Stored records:
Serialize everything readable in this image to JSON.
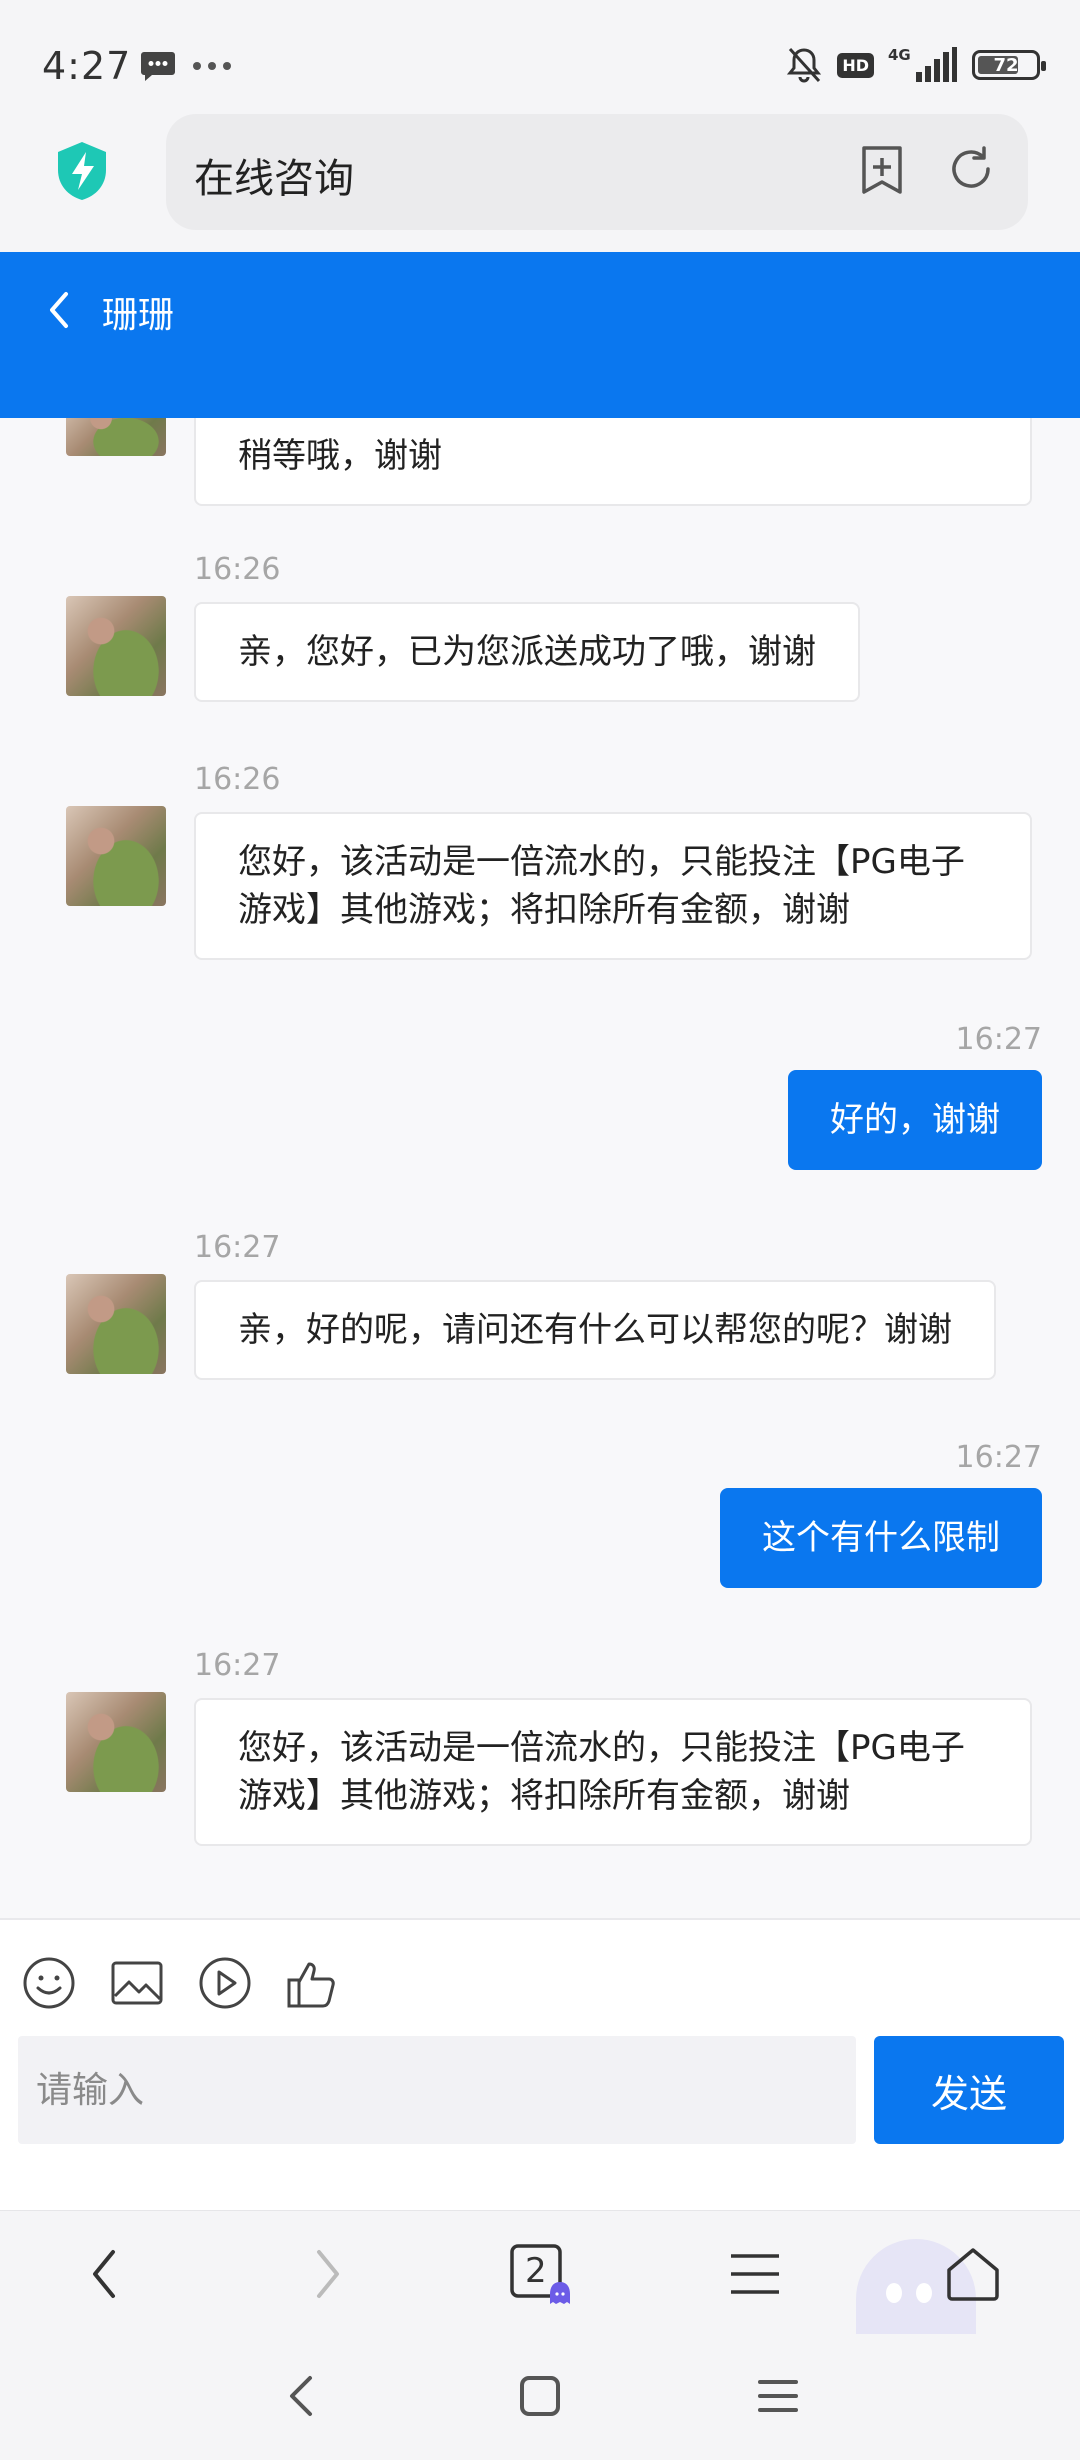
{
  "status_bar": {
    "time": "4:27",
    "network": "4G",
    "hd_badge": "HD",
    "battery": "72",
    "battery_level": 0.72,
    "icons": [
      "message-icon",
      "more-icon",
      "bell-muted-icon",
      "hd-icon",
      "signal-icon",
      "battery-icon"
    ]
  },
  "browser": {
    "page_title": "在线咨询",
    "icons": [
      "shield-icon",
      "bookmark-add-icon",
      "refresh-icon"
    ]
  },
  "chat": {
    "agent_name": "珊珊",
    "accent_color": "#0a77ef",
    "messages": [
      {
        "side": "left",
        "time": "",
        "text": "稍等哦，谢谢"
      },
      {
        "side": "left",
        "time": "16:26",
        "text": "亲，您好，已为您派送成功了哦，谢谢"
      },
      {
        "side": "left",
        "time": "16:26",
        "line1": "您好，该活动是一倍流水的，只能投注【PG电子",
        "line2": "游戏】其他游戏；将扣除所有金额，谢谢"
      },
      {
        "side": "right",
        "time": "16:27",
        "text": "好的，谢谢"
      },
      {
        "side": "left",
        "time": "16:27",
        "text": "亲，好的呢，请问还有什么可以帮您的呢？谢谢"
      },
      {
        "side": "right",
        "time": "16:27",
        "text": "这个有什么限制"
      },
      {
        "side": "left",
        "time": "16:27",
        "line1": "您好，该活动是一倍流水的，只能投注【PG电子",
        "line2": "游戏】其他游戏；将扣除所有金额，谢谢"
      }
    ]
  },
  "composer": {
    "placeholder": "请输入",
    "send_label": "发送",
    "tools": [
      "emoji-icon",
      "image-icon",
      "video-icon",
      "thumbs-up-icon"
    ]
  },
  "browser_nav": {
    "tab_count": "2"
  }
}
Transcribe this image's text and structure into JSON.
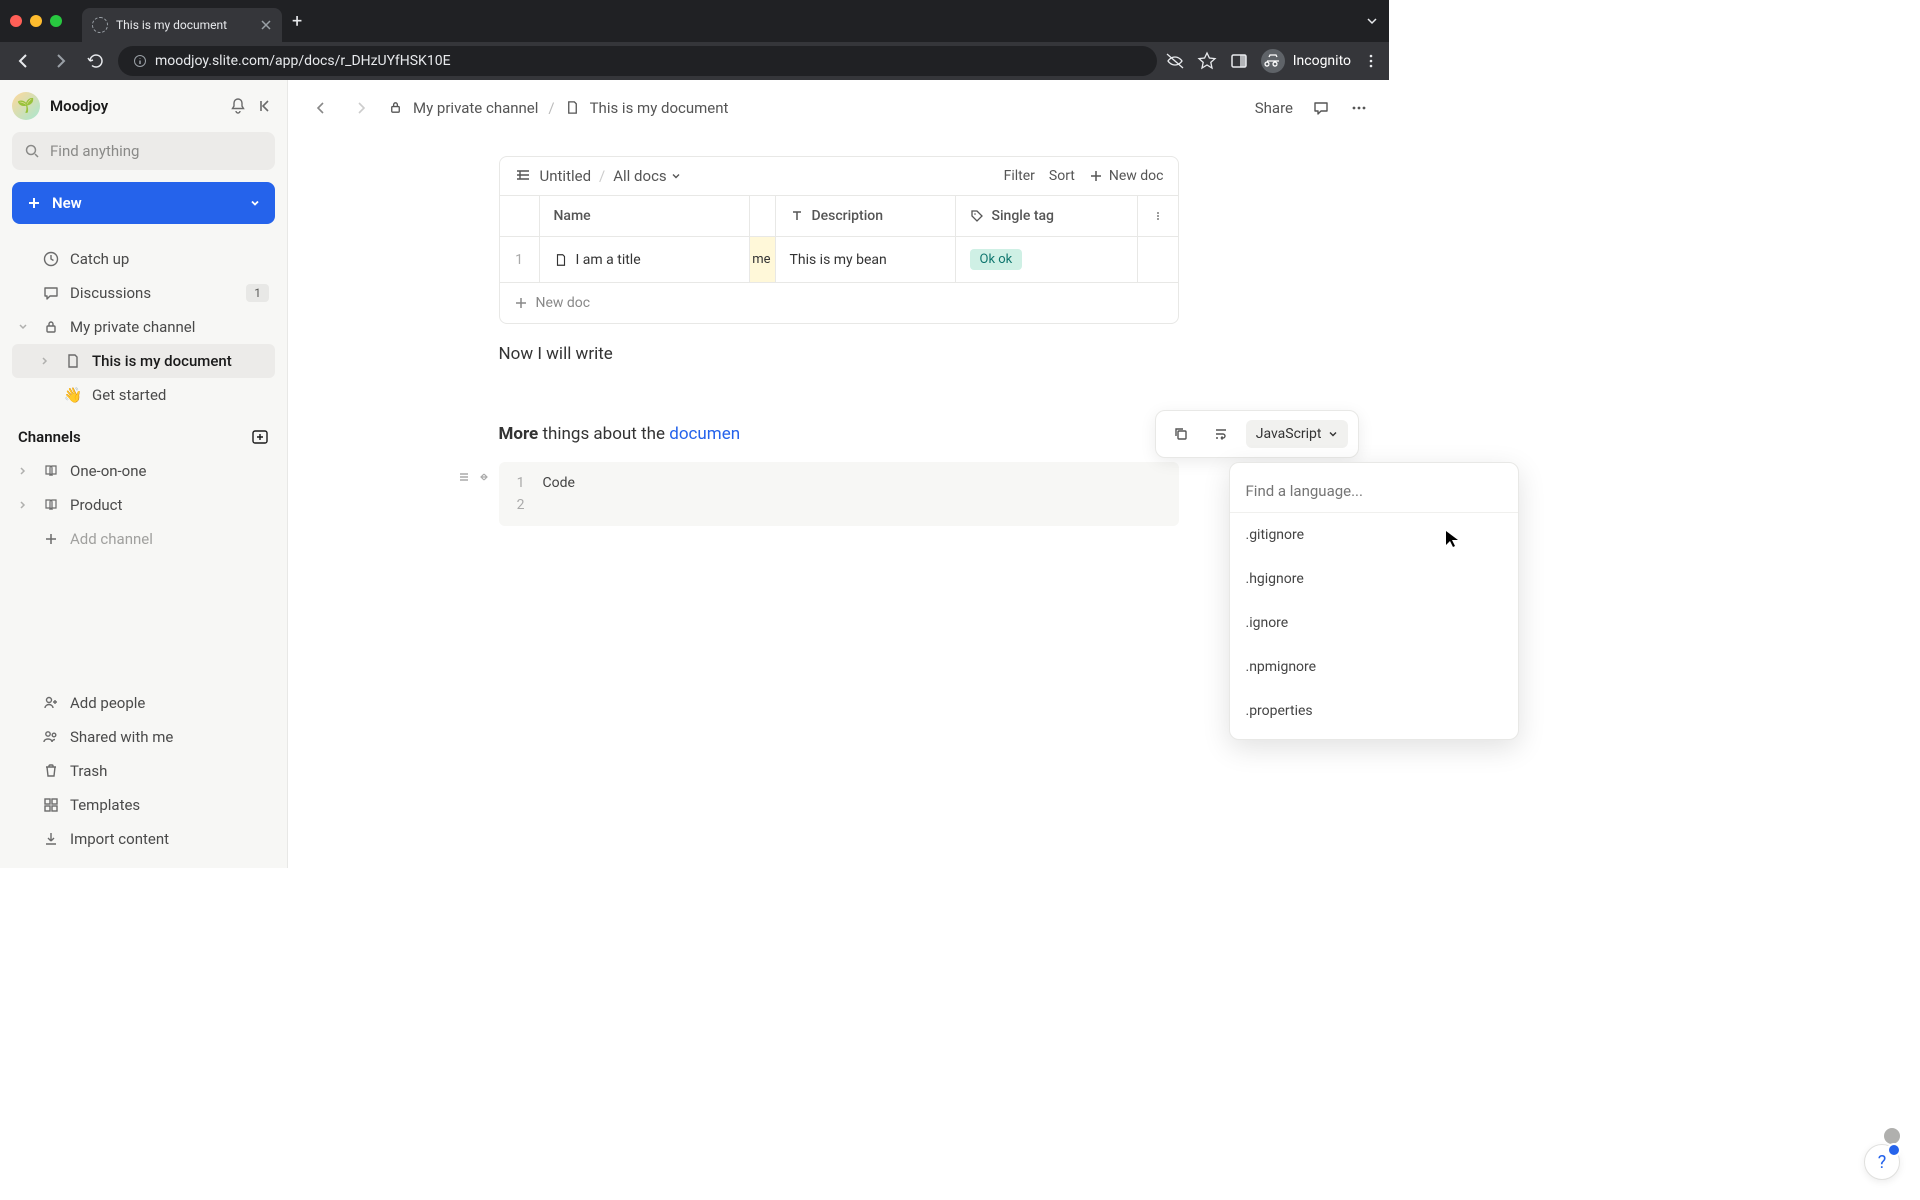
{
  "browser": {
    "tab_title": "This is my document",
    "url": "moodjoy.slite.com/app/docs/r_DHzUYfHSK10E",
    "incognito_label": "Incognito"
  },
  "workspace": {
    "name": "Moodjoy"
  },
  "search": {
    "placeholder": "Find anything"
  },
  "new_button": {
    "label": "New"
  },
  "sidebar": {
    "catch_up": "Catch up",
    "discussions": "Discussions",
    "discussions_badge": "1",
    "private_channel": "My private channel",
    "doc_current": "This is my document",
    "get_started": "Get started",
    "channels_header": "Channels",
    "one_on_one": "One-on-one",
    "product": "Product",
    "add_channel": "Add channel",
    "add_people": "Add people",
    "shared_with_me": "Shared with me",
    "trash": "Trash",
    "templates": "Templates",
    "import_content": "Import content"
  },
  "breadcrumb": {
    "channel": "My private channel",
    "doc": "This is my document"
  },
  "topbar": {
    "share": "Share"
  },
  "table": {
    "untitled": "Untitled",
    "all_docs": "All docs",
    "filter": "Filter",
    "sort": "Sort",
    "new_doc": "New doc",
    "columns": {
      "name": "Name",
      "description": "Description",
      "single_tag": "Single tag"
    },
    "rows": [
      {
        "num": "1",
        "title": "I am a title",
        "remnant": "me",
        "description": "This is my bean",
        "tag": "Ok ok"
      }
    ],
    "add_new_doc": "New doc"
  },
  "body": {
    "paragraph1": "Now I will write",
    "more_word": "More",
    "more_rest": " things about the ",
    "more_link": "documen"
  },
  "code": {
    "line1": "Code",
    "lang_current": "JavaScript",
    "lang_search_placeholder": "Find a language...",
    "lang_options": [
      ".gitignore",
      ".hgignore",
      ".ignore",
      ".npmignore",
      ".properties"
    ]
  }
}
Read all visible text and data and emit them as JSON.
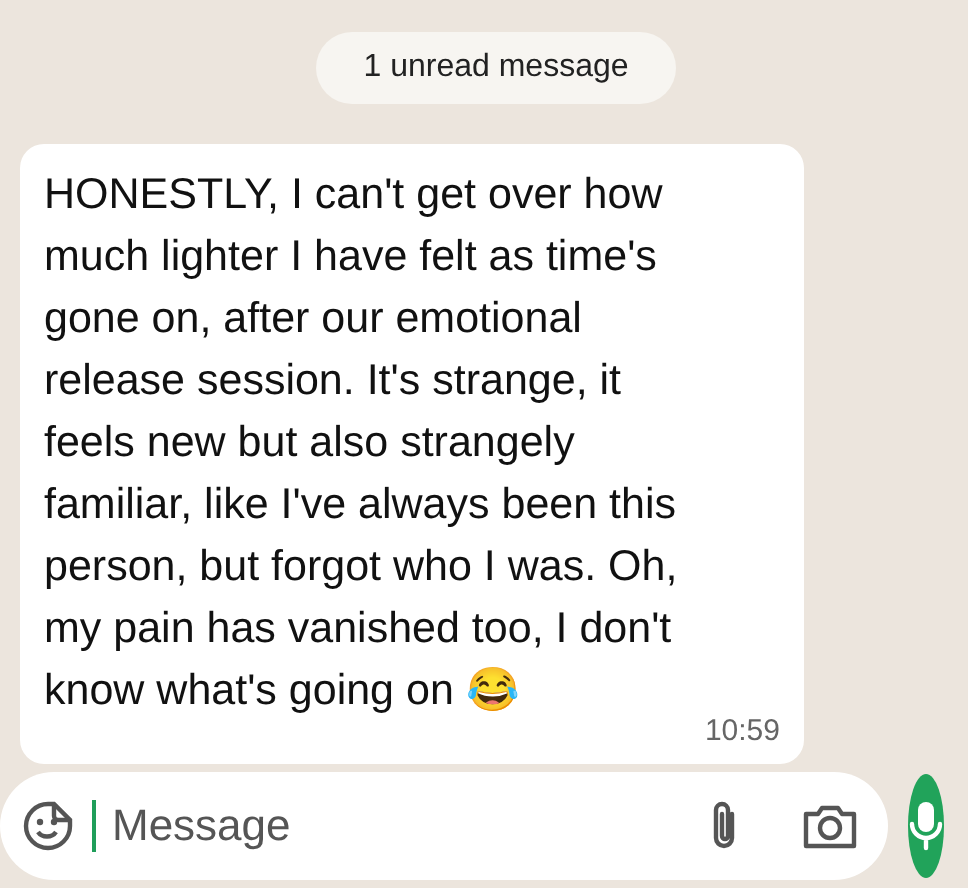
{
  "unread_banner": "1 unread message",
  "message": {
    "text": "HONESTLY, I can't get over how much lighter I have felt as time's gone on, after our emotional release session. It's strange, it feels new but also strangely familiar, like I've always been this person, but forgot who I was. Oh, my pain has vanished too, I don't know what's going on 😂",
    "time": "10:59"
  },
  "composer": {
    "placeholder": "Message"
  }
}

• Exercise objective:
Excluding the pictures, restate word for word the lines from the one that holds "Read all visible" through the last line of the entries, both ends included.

• Solved problem:
Read all visible text and data and emit them as JSON.
{
  "unread_banner": "1 unread message",
  "message": {
    "text": "HONESTLY, I can't get over how much lighter I have felt as time's gone on, after our emotional release session. It's strange, it feels new but also strangely familiar, like I've always been this person, but forgot who I was. Oh, my pain has vanished too, I don't know what's going on 😂",
    "time": "10:59"
  },
  "composer": {
    "placeholder": "Message"
  }
}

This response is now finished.